Yana lets his hands come up to either side of the Doctor's head as he kisses him, running his thumbs lightly over the Doctor's temples. It feels like the shape of books in the dark, private worlds all locked up tight but if he could just get in-- he wants it, blindly, dumbly, a foreign animal hunger.
"Let me in," he whispers, tapping his fingers against the Doctor's skin to the rhythm of their heartsbeat, to the drums in his head. "Let me in, let me in, let me--"
The Doctor shakes his hands off and slides down Yana's body, his own hands already busy with Yana's sea-soaked trousers.
"How about," the Doctor says, licking along his stomach, "how about I introduce you to our respiratory bypass system?"
"Our what?" Yana asks. Then: "Oh! Oh yes please."
Some time later, when the sky is dark and full of light, full of the moon and the gorgeous flickering trails of Humanity's home-made satellites, space stations and aeronautics and ballistic travel-pods and personal pleasure crafts, helicopters and airplanes and air balloons and dirigibles,Yana and the Doctor crash a beach wedding and the Doctor begins systematically introducing him to the local alcoholic beverages. Yana's experience with alcohol up to this point has been Utopia's finest repurposed rocket fuel, cut with sugar to taste, and so what the humans in the 22nd century drink for fun comes as something of a pleasant shock.
They work their way through Margaritas, Bloody Marys, Sex On The Beaches-- nothing like actual sex on the actual beach, but tastier-- a thing with bananas and gin called a World War Three, before settling down in front of a tiki lamp to let their trousers dry out and to give serious consideration to a series of pineapple cocktails, which come with big red flowers and little adorable purple umbrellas. Yana starts a collection of umbrellas in the Doctor's wild, salt-spiked hair.
"The Lamas," Yana says, after his sixth cocktail. "Do they train the baby Lamas up to be just like the old ones?"
The Doctor looks over at him. If he's surprised or confused, he doesn't show it.
"Yeah, sure," he says. With immense concentration, he sticks a ninth umbrella in his hair. "They're supposed to be the same person, after all."

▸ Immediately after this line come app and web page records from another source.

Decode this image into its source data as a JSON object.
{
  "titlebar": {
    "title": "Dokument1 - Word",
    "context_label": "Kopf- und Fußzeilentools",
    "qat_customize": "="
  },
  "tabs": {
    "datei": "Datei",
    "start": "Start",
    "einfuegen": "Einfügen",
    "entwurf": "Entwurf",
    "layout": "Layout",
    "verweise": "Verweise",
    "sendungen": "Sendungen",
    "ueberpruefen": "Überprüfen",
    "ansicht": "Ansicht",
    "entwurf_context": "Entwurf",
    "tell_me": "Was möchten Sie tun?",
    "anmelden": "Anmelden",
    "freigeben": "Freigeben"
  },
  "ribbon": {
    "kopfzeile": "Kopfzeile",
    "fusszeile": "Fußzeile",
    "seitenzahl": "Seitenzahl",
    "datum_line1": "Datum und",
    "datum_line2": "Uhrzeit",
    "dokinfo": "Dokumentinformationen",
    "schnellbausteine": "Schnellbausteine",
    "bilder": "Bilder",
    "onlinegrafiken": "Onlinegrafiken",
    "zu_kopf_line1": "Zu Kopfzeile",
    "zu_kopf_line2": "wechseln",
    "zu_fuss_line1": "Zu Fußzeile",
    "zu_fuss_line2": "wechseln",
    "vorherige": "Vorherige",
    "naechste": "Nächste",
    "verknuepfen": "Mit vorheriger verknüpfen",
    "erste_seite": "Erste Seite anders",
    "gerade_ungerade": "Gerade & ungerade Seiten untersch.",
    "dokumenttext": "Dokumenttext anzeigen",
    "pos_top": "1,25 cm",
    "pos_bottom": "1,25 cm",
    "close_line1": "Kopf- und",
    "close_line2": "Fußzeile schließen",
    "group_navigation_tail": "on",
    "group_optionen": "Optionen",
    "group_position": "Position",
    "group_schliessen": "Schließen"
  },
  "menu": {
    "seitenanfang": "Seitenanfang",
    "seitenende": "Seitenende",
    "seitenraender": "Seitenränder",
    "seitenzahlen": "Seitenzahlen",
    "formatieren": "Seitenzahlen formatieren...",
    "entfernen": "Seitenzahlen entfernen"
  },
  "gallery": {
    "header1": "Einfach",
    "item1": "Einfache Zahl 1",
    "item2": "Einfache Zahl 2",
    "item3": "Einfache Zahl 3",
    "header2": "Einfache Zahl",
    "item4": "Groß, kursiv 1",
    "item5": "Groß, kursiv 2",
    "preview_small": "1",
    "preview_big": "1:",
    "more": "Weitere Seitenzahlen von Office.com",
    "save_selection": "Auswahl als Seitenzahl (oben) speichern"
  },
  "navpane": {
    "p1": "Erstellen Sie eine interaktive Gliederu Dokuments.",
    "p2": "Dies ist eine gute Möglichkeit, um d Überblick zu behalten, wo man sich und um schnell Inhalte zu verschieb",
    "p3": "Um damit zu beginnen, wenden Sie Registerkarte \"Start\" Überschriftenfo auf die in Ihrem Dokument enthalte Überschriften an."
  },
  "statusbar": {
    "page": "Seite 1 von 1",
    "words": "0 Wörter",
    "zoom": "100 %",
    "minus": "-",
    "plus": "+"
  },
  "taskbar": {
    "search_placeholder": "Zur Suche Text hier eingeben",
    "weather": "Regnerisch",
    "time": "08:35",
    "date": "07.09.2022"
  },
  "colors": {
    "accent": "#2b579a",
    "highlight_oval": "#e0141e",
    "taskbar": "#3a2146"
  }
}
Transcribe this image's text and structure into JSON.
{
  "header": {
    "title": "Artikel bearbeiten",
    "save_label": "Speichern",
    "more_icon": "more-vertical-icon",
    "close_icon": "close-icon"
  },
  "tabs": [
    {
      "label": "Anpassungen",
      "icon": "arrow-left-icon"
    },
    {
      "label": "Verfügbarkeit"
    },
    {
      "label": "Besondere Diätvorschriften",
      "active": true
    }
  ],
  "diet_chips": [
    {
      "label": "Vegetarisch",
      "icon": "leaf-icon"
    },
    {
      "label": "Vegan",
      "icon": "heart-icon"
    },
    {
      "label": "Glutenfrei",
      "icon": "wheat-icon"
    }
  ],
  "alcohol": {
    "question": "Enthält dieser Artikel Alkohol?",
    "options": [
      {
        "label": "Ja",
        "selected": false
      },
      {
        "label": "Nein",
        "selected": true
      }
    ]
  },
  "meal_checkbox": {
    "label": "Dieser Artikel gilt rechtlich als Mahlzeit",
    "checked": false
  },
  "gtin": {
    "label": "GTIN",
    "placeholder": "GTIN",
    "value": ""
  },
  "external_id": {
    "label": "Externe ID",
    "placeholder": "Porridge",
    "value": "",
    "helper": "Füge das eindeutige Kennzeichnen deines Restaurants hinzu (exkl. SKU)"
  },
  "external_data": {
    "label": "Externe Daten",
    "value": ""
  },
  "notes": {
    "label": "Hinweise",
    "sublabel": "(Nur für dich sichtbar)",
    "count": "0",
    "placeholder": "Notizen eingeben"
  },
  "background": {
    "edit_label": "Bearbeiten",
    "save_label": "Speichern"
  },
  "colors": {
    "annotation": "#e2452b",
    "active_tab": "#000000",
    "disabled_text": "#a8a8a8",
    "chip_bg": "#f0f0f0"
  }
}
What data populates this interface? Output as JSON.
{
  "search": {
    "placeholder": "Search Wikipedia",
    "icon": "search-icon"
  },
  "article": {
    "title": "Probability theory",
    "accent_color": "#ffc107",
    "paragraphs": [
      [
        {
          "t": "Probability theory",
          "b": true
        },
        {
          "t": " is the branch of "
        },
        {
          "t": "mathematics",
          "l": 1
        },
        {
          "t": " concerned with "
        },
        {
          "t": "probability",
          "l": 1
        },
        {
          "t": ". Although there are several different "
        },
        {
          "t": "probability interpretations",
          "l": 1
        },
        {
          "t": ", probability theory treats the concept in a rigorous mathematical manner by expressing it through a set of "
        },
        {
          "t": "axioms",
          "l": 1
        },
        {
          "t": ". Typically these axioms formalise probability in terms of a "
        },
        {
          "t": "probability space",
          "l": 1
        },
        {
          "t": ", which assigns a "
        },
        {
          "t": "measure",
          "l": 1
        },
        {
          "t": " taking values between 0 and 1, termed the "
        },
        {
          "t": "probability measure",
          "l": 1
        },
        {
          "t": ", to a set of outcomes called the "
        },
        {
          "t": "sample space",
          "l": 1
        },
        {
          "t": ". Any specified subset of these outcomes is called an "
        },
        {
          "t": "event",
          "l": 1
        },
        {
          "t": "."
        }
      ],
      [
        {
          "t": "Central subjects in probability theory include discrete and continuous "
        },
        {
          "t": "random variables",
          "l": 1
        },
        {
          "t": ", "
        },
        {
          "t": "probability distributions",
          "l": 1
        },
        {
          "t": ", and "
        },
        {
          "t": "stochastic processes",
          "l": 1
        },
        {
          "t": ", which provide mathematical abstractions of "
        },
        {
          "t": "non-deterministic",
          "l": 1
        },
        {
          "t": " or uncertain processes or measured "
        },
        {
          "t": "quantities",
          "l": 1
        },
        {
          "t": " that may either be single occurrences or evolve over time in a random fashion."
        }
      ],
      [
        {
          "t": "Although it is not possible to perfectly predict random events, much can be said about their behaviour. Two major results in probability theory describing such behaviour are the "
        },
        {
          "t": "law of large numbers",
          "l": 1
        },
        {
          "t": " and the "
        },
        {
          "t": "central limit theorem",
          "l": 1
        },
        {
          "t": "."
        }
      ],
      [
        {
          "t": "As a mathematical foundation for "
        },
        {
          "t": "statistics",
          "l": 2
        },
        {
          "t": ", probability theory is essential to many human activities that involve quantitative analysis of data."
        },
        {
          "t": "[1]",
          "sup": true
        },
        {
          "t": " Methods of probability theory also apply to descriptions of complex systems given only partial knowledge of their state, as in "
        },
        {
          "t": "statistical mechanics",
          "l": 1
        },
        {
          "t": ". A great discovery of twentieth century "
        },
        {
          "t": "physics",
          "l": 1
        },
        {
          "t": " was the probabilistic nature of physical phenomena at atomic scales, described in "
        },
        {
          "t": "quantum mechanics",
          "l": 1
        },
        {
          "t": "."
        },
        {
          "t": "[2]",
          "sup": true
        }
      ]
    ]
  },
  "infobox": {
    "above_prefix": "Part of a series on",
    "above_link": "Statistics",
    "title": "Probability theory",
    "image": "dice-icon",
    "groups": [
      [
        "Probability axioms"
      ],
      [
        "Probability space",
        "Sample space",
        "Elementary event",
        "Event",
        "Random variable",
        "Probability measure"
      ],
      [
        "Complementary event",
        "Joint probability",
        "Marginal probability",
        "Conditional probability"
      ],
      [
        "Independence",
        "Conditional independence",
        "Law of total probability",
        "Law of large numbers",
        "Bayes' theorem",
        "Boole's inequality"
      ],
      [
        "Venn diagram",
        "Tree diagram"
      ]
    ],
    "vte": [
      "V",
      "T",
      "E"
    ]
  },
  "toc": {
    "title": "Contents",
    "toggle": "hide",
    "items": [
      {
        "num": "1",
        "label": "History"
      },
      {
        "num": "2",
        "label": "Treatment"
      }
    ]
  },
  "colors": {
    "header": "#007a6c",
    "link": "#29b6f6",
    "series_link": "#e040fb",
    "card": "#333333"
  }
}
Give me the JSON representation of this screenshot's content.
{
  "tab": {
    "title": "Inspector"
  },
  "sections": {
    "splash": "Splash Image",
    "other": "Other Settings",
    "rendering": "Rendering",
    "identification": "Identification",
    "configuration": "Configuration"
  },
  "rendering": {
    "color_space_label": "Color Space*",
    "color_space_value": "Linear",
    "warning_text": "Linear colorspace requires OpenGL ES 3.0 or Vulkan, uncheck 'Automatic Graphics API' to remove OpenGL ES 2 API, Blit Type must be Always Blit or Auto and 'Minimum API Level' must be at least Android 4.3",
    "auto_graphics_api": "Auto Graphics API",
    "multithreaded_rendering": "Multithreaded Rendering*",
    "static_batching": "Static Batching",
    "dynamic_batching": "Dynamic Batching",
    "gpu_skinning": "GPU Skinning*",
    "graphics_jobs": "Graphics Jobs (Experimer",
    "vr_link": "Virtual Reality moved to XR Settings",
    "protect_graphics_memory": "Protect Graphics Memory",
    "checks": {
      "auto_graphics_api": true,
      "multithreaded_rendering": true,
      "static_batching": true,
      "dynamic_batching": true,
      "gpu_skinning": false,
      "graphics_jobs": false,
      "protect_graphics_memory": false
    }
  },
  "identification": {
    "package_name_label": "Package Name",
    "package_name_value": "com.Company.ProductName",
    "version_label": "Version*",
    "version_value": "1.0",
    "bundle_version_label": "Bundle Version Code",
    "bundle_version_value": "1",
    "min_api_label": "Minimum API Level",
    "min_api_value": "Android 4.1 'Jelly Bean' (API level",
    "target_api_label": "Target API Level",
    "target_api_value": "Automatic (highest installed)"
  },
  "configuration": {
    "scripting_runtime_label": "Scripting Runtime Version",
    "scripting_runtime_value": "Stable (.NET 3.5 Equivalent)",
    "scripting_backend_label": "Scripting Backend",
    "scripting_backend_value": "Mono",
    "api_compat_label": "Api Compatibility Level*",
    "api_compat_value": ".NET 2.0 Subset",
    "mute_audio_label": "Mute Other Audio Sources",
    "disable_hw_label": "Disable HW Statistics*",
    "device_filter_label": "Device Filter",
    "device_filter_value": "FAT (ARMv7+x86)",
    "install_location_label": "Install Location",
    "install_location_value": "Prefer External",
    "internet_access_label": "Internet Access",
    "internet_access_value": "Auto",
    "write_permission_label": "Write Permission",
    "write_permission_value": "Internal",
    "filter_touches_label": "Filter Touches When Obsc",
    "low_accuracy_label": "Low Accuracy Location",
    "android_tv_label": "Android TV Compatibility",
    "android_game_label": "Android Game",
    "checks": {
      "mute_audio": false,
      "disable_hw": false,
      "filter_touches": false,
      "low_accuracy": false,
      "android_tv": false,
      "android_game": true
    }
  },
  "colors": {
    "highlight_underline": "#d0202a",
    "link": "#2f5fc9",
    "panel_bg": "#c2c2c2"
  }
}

Yana finishes his drink, and steals the Doctor's. "It's a good thing I'm just me," he says. "Whoever I am."
He sticks the flower from the drink behind his ear, and grabs the Doctor's hand. "Come on, Doctor, let's dance."
The Doctor lets himself be pulled on to the floor, shedding umbrellas as he goes. And if his eyes are dark, as they look down at him, they're also full of stars.